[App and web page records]
>>

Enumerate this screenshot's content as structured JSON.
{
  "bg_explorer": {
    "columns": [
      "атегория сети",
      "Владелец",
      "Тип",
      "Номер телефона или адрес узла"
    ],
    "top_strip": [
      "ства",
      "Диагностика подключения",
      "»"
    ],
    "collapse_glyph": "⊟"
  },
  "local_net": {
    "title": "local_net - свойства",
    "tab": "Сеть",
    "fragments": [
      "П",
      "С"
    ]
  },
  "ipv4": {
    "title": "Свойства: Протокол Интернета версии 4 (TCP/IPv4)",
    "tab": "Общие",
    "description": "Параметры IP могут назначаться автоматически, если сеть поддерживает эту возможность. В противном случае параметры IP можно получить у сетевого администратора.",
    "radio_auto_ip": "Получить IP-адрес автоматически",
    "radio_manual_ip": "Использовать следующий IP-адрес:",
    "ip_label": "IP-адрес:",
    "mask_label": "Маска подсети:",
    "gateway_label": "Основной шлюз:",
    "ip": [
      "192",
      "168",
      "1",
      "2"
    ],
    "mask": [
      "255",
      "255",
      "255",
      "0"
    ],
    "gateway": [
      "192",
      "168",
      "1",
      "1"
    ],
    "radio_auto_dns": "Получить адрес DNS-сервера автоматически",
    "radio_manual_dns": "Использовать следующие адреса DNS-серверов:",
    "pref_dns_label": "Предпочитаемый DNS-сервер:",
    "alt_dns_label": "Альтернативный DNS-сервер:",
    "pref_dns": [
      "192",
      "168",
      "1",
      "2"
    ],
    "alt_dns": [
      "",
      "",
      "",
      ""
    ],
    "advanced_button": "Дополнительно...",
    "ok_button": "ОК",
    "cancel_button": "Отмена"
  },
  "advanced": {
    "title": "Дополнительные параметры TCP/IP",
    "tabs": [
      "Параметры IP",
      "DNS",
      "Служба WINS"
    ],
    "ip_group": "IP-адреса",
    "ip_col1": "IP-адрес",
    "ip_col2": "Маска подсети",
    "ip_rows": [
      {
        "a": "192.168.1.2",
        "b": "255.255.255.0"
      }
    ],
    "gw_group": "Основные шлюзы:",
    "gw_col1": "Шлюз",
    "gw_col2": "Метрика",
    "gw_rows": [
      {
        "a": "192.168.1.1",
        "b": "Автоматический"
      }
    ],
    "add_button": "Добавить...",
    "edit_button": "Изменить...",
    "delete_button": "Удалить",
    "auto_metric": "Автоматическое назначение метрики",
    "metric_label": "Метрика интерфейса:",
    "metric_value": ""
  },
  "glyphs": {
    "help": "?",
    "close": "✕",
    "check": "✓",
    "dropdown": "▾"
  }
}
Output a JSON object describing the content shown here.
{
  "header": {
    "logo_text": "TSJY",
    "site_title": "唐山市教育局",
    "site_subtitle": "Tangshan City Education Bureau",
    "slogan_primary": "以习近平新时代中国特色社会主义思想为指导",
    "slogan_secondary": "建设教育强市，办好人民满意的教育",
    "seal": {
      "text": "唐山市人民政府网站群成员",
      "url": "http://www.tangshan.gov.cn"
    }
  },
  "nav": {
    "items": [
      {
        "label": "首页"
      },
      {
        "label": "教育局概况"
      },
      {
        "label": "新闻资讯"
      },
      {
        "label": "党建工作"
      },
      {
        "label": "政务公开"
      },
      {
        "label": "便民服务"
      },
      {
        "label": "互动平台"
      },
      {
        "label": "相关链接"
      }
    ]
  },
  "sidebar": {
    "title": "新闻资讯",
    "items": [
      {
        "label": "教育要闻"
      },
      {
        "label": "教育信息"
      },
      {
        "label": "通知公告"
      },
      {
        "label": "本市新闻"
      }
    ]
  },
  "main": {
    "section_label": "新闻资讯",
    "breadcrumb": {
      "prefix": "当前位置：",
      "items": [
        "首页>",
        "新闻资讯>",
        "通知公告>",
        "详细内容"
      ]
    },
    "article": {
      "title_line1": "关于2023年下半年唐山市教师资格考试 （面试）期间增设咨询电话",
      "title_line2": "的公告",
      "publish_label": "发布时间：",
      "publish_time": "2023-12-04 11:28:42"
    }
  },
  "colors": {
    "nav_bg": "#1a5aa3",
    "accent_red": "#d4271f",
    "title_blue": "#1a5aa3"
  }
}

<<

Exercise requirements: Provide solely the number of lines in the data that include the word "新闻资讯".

Task result: 4